Task item
Every line in the data below has to be repeated exactly; no picture belongs in the result.

>>>>

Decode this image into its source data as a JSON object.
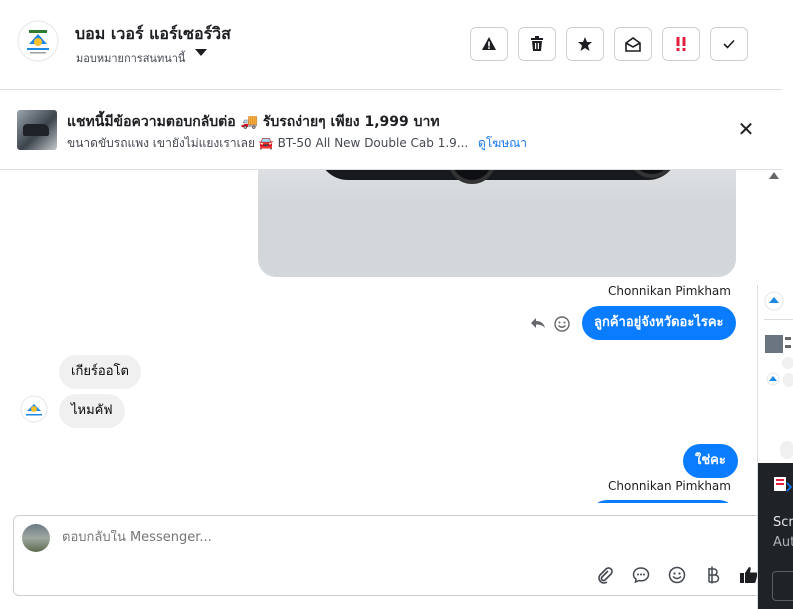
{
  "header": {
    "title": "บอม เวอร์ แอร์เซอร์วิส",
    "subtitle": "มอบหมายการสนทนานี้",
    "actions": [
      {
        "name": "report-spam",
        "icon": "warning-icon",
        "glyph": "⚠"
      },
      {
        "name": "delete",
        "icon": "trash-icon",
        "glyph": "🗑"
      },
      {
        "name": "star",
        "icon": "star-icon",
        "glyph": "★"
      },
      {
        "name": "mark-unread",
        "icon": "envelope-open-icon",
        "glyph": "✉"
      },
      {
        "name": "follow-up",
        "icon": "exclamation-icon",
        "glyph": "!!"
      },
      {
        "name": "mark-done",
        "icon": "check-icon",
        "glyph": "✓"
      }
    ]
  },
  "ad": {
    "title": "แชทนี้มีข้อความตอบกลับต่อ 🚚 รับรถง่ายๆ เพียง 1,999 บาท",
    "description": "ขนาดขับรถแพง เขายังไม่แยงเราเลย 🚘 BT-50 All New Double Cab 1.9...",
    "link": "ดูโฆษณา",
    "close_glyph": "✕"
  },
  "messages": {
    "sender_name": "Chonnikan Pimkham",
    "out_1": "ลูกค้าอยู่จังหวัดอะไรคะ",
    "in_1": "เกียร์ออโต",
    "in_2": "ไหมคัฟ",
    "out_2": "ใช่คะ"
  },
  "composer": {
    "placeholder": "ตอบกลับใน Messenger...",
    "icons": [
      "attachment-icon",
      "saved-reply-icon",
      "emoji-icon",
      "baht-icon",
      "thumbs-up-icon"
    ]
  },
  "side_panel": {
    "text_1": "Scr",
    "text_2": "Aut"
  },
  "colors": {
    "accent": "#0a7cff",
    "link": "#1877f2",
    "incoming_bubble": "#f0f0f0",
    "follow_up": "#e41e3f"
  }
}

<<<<

Answer box
Decode this image into its source data as a JSON object.
{
  "header": {
    "title": "บอม เวอร์ แอร์เซอร์วิส",
    "subtitle": "มอบหมายการสนทนานี้",
    "actions": [
      {
        "name": "report-spam",
        "icon": "warning-icon",
        "glyph": "⚠"
      },
      {
        "name": "delete",
        "icon": "trash-icon",
        "glyph": "🗑"
      },
      {
        "name": "star",
        "icon": "star-icon",
        "glyph": "★"
      },
      {
        "name": "mark-unread",
        "icon": "envelope-open-icon",
        "glyph": "✉"
      },
      {
        "name": "follow-up",
        "icon": "exclamation-icon",
        "glyph": "!!"
      },
      {
        "name": "mark-done",
        "icon": "check-icon",
        "glyph": "✓"
      }
    ]
  },
  "ad": {
    "title": "แชทนี้มีข้อความตอบกลับต่อ 🚚 รับรถง่ายๆ เพียง 1,999 บาท",
    "description": "ขนาดขับรถแพง เขายังไม่แยงเราเลย 🚘 BT-50 All New Double Cab 1.9...",
    "link": "ดูโฆษณา",
    "close_glyph": "✕"
  },
  "messages": {
    "sender_name": "Chonnikan Pimkham",
    "out_1": "ลูกค้าอยู่จังหวัดอะไรคะ",
    "in_1": "เกียร์ออโต",
    "in_2": "ไหมคัฟ",
    "out_2": "ใช่คะ"
  },
  "composer": {
    "placeholder": "ตอบกลับใน Messenger...",
    "icons": [
      "attachment-icon",
      "saved-reply-icon",
      "emoji-icon",
      "baht-icon",
      "thumbs-up-icon"
    ]
  },
  "side_panel": {
    "text_1": "Scr",
    "text_2": "Aut"
  },
  "colors": {
    "accent": "#0a7cff",
    "link": "#1877f2",
    "incoming_bubble": "#f0f0f0",
    "follow_up": "#e41e3f"
  }
}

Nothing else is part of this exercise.